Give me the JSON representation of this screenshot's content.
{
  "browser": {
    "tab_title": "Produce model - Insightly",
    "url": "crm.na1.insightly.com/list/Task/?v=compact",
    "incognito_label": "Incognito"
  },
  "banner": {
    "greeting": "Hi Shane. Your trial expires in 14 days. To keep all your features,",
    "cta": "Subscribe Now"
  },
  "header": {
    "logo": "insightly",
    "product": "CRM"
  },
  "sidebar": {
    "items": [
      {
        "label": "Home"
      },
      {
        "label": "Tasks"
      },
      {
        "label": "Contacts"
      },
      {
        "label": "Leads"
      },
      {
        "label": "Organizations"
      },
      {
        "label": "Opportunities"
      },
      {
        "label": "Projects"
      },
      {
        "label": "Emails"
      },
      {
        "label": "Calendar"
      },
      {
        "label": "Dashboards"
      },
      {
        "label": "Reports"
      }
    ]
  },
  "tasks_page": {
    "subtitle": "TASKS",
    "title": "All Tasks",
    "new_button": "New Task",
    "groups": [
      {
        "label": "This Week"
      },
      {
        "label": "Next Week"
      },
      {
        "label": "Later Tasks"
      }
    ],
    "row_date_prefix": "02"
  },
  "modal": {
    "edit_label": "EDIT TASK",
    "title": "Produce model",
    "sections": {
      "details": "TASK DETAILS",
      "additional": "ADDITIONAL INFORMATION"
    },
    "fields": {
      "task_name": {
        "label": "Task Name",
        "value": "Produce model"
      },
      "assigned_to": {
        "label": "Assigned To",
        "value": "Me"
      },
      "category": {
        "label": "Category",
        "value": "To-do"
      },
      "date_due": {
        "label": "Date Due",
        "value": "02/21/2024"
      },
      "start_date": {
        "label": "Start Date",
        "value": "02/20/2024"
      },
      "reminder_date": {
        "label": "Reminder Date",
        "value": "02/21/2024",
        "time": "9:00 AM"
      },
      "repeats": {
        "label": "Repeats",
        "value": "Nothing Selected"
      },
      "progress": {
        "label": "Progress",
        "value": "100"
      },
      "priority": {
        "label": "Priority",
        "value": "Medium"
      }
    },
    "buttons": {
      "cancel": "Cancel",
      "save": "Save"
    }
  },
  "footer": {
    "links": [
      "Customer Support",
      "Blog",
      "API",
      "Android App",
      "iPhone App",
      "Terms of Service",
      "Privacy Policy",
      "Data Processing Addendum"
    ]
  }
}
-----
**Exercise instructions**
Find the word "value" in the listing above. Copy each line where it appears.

**Worked solution**
        "value": "Produce model"
        "value": "Me"
        "value": "To-do"
        "value": "02/21/2024"
        "value": "02/20/2024"
        "value": "02/21/2024",
        "value": "Nothing Selected"
        "value": "100"
        "value": "Medium"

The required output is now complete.